Below we show a logical representation of what this software-defined controller framework looks like:
Storage Tiering and Prioritization
The Disk Balancing section above talked about how storage capacity was pooled among all nodes in a Nutanix cluster and that ILM would be used to keep hot data local. A similar concept applies to disk tiering in which the cluster’s SSD and HDD tiers are cluster wide and NDFS ILM is responsible for triggering data movement events.
A local node’s SSD tier is always the highest priority tier for all I/O generated by VMs running on that node, however all of the cluster’s SSD resources are made available to all nodes within the cluster. The SSD tier will always offer the highest performance and is a very important thing to manage for hybrid arrays.
The tier prioritization can be classified at a high-level by the following:
Specific types of resources (eg. SSD, HDD, etc.) are pooled together and form a cluster wide storage tier. This means that any node within the cluster can leverage the full tier capacity, regardless if it is local or not.
Below we show a high level example of how this pooled tiering looks:
A common question is what happens when a local node’s SSD becomes full? As mentioned in the Disk Balancing section a key concept is trying to keep uniform utilization of devices within disk tiers. In the case where a local node’s SSD utilization is high, disk balancing will kick in to move the coldest data on the local SSDs to the other SSDs throughout the cluster. This will free up space on the local SSD to allow the local node to write to SSD locally instead of going over the network. A key point to mention is that all CVMs and SSDs are used for this remote I/O to eliminate any potential bottlenecks and remediate some of the hit by performing I/O over the network.
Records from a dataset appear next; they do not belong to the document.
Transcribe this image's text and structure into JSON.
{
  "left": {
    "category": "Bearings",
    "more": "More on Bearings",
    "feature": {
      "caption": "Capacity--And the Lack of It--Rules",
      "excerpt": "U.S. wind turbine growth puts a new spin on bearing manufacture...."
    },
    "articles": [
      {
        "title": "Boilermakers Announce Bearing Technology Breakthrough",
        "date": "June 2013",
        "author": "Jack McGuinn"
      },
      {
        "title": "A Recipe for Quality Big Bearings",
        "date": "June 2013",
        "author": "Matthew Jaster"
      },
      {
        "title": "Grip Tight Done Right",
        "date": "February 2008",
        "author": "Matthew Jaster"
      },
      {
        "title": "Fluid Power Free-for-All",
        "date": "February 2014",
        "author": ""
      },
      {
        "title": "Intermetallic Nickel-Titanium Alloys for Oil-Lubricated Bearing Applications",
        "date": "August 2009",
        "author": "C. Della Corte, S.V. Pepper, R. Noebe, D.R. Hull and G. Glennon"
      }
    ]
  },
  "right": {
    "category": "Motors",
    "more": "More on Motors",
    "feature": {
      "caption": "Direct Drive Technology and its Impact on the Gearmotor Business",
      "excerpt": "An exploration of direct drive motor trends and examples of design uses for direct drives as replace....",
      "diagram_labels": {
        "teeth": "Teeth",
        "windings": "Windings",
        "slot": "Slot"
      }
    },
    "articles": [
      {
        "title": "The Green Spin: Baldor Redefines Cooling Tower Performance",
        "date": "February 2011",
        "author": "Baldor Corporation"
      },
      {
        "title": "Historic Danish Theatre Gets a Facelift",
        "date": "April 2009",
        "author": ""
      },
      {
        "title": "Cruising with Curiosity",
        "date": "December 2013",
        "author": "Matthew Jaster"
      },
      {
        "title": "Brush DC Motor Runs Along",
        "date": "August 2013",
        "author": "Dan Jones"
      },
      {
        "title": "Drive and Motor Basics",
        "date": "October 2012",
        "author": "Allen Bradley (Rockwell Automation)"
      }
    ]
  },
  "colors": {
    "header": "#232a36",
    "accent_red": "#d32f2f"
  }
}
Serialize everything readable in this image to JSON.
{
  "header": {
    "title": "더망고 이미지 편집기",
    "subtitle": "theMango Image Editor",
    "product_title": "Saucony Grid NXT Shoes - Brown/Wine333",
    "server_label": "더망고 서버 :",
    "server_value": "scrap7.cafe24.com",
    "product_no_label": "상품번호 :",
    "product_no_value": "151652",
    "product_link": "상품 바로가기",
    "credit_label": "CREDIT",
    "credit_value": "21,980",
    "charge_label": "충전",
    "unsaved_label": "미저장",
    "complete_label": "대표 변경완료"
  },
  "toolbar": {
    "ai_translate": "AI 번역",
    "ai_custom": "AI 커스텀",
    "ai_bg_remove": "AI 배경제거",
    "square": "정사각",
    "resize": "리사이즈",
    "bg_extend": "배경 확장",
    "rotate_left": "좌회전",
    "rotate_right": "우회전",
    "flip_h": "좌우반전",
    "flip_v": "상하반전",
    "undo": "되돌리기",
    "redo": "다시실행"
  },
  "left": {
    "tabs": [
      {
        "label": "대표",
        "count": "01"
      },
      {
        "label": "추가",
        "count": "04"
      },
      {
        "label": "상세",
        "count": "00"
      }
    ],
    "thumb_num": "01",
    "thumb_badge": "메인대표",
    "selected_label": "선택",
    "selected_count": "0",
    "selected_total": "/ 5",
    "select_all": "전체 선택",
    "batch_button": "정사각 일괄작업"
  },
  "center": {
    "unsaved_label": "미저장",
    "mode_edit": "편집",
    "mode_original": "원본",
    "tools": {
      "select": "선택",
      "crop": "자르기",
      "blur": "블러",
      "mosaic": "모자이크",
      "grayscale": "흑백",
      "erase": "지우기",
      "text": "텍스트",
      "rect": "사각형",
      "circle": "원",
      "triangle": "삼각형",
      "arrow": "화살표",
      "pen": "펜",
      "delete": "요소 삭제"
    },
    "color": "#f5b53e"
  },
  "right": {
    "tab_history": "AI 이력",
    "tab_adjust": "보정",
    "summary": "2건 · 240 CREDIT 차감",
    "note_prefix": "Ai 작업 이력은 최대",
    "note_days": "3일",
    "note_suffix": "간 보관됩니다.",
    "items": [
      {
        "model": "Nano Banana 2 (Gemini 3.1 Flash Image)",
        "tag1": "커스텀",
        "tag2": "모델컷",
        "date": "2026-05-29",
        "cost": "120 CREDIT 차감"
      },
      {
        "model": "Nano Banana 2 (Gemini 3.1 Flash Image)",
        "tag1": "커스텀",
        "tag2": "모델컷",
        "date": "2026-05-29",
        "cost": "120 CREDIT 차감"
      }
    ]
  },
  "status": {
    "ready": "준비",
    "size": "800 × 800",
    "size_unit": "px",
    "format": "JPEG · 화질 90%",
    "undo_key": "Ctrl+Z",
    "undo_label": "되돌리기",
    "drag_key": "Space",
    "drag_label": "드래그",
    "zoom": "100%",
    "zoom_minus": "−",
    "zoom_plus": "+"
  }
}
The other case is when the overall tier utilization breaches a specific threshold [curator_tier_usage_ilm_threshold_percent (Default=75)] where NDFS ILM will kick in and as part of a Curator job will down-migrate data from the SSD tier to the HDD tier. This will bring utilization within the threshold mentioned above or free up space by the following amount [curator_tier_free_up_percent_by_ilm (Default=15)], which ever is greater. The data for down-migration is chosen using last access time.
In the case where the SSD tier utilization is 95%, 20% of the data in the SSD tier will be moved to the HDD tier (95% –> 75%). However, if the utilization was 80% only 15% of the data would be moved to the HDD tier using the minimum tier free up amount.
NDFS ILM will constantly monitor the I/O patterns and (down/up)-migrate data as necessary as well as bring the hottest data local regardless of tier.